Task description:
Exact copies of all the lines below are wanted, without a single picture.

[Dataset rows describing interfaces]

....

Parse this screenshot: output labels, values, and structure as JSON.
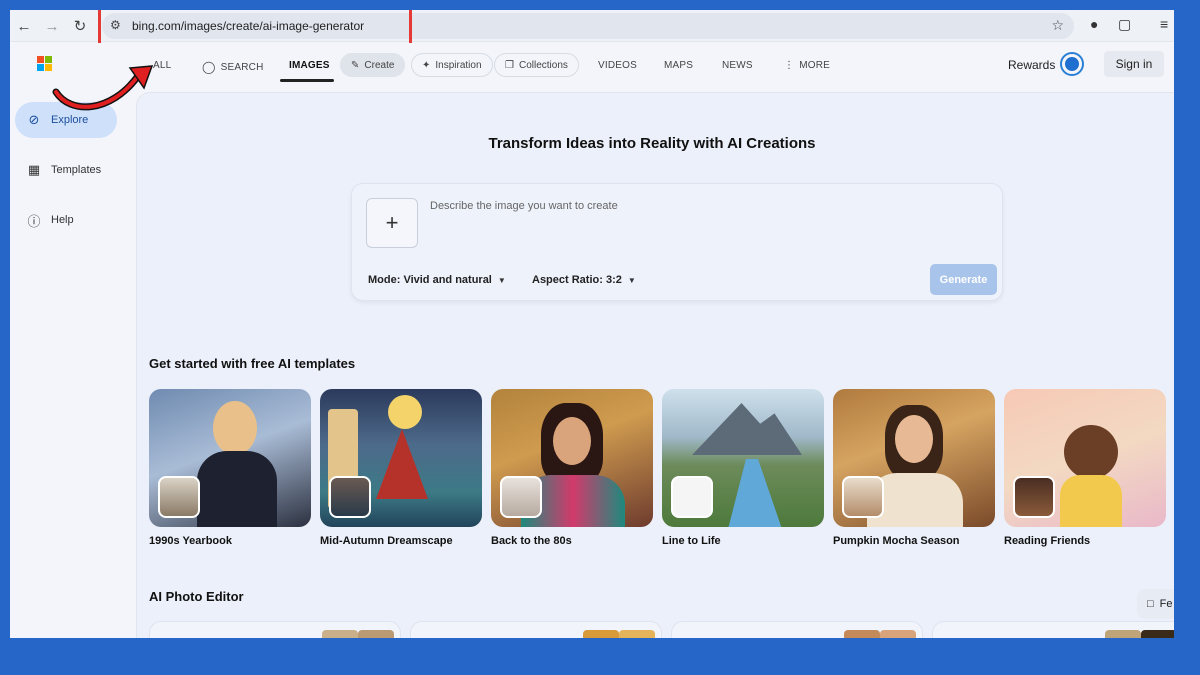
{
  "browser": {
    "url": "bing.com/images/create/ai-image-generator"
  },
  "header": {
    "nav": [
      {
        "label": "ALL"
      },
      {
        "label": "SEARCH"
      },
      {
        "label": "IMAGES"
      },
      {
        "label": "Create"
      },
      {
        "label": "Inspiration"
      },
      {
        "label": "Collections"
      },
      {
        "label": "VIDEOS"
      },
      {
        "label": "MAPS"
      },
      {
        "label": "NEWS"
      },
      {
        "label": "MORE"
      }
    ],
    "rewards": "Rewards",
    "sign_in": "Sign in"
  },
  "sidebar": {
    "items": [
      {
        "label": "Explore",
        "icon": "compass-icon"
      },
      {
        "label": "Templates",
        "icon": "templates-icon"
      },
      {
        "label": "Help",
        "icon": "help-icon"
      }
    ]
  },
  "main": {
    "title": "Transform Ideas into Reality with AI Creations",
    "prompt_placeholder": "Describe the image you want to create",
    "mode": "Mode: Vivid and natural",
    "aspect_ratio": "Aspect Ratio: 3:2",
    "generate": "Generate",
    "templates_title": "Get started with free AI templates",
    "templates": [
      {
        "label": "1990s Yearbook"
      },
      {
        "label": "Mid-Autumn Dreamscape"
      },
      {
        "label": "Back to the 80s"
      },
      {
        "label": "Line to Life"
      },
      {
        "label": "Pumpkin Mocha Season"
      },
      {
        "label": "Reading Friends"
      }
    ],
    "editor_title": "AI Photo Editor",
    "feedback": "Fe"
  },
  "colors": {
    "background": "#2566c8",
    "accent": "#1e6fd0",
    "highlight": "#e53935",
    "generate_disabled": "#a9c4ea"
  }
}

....

Answer to this task:
Parse this screenshot: output labels, values, and structure as JSON.
{
  "browser": {
    "url": "bing.com/images/create/ai-image-generator"
  },
  "header": {
    "nav": [
      {
        "label": "ALL"
      },
      {
        "label": "SEARCH"
      },
      {
        "label": "IMAGES"
      },
      {
        "label": "Create"
      },
      {
        "label": "Inspiration"
      },
      {
        "label": "Collections"
      },
      {
        "label": "VIDEOS"
      },
      {
        "label": "MAPS"
      },
      {
        "label": "NEWS"
      },
      {
        "label": "MORE"
      }
    ],
    "rewards": "Rewards",
    "sign_in": "Sign in"
  },
  "sidebar": {
    "items": [
      {
        "label": "Explore",
        "icon": "compass-icon"
      },
      {
        "label": "Templates",
        "icon": "templates-icon"
      },
      {
        "label": "Help",
        "icon": "help-icon"
      }
    ]
  },
  "main": {
    "title": "Transform Ideas into Reality with AI Creations",
    "prompt_placeholder": "Describe the image you want to create",
    "mode": "Mode: Vivid and natural",
    "aspect_ratio": "Aspect Ratio: 3:2",
    "generate": "Generate",
    "templates_title": "Get started with free AI templates",
    "templates": [
      {
        "label": "1990s Yearbook"
      },
      {
        "label": "Mid-Autumn Dreamscape"
      },
      {
        "label": "Back to the 80s"
      },
      {
        "label": "Line to Life"
      },
      {
        "label": "Pumpkin Mocha Season"
      },
      {
        "label": "Reading Friends"
      }
    ],
    "editor_title": "AI Photo Editor",
    "feedback": "Fe"
  },
  "colors": {
    "background": "#2566c8",
    "accent": "#1e6fd0",
    "highlight": "#e53935",
    "generate_disabled": "#a9c4ea"
  }
}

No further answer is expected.